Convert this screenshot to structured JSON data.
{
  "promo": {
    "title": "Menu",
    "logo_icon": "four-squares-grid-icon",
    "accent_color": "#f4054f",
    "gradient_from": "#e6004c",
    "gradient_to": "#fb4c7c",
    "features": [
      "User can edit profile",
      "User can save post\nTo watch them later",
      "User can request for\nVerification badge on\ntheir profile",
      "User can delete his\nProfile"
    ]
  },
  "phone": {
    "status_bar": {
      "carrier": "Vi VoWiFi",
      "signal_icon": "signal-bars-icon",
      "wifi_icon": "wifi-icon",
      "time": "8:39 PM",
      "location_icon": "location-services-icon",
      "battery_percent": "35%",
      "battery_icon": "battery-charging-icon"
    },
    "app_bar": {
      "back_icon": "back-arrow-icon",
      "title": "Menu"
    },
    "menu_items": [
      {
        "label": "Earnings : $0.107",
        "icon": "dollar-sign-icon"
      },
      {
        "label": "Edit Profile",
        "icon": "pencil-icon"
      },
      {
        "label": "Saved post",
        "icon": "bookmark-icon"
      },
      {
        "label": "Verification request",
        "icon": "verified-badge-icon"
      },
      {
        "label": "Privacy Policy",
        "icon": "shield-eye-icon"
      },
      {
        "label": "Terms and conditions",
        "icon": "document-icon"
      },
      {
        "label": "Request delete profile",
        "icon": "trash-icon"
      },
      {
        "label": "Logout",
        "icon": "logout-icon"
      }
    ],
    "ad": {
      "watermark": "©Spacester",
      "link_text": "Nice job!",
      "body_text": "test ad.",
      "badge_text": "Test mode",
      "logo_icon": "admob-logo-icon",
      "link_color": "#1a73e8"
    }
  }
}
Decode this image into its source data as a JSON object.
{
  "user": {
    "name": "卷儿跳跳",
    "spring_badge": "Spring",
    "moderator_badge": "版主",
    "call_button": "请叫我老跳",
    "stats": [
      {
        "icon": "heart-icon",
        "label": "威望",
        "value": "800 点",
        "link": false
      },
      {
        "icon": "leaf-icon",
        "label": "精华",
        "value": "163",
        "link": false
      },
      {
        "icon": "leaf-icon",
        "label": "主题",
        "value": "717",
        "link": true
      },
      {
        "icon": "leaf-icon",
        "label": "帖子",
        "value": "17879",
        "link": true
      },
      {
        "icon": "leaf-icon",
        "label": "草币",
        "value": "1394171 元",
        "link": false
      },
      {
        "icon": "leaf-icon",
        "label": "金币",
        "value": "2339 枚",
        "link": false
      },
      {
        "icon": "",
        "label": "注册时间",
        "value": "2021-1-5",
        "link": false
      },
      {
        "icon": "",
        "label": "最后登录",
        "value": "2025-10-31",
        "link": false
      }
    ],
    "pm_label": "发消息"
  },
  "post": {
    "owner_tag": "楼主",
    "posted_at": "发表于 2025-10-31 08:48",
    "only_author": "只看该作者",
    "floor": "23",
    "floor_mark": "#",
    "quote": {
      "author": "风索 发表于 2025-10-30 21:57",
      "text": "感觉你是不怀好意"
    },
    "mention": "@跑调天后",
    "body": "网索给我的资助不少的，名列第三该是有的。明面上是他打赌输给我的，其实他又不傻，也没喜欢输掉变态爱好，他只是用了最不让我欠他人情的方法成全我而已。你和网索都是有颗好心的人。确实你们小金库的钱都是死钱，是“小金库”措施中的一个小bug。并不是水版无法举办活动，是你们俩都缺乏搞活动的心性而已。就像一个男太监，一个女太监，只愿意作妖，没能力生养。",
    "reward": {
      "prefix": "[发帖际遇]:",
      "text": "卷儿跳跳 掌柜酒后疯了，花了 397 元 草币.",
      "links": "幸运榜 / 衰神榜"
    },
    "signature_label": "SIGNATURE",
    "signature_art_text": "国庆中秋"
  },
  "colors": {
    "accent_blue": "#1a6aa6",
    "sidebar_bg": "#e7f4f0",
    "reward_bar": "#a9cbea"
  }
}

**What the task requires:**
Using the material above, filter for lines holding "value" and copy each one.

**Response area:**
        "value": "800 点",
        "value": "163",
        "value": "717",
        "value": "17879",
        "value": "1394171 元",
        "value": "2339 枚",
        "value": "2021-1-5",
        "value": "2025-10-31",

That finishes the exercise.